A Dog’s Life by Peter Mayle (1995)
A humorous book, written with quintessential Mayle wit, about Provence through the eyes of a dog.
Confessions of a French Baker by Peter Mayle and Gerard Auzet (2005)
This small read was inspired by the proprietor of Mayle’s favorite boulangerie--or perhaps more aptly the bread he makes--and it is full of information about the art of bread making, including recipes. Monsieur Auzet’s bakery is in Cavaillon, about a half-hour from Lourmarin (and well worth a visit!).
Tour de Provence by Julian More (2003)
This is a detailed and inspired travel diary of More’s circuitous tour through the south of France, complete with lovely photographs and great sightseeing advice.
I love the opening paragraph: "Even the longest lasting love affairs need a booster from time to time. And mine with Provence, which was already forty years old, called for more than the traveler’s equivalent of a dozen oysters or ginseng; nothing but a complete second honeymoon would do." With those thoughts in mind, More travels along the small "D roads" taking in the sights, sounds, smells, and tastes in his beloved Provence.
My Father’s Glory and
My Mother’s Castle by Marcel Pagnol (1957)
Pagnol was a well-known Provençal author of the mid-20th century who wrote of his region in novels, plays, and films peopled with quintessential Provençal characters.
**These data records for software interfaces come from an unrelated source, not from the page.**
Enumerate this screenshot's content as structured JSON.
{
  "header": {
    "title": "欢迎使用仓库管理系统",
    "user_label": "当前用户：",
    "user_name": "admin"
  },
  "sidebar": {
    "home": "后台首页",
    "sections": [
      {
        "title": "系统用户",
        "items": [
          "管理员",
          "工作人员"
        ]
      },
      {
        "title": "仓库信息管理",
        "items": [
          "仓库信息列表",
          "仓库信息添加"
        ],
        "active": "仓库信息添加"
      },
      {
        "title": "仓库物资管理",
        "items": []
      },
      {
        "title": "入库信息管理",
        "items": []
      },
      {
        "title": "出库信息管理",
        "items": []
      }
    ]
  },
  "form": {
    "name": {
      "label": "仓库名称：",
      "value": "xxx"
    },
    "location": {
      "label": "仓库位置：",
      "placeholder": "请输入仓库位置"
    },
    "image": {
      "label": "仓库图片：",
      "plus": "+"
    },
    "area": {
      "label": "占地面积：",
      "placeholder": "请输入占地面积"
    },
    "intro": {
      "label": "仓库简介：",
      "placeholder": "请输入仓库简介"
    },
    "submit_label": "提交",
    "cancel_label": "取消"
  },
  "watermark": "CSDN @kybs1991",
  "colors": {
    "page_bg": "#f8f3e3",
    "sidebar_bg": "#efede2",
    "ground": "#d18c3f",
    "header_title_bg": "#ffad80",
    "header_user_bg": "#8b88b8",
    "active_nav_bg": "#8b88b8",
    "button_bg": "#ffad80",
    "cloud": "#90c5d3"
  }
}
These books have been translated into English. I have not read either one, but have seen--and enjoyed--the films based on these two works. These two works are largely autobiographical.
Jean de Florette and Manon of the Spring by Marcel Pagnol (1963)
Pagnol was a well-known Provençal author of the mid-20th century who wrote of his region in novels, plays, and films peopled with quintessential Provençal characters. These books have been translated into English. I have not read either one, but have seen--and loved--the films based on these two works.
Travels with Alice by Calvin Trillin (1989)
I love the way this man writes. Here, Trillin, a long-time writer for The New Yorker and author of an impressive list of books, writes about his travels in Provence with his wife, Alice, and their two teenage daughters.
A Literary Guide to Provence by Daniel Vitaglione (2001)
This is a travel guide of Provence as seen through the writings of the authors who lived in and have traveled throughout the area. Very interesting and informative.
Travelers’ Tales Provence edited by James O’Reilly and Tara Austen Weaver (2003)
This is a collection of writings by different writers about Provence, most of which describe in evocative detail how and why this region speaks to them. It can be read from cover to cover or haphazardly, but those who love Provence will read some pieces again and again.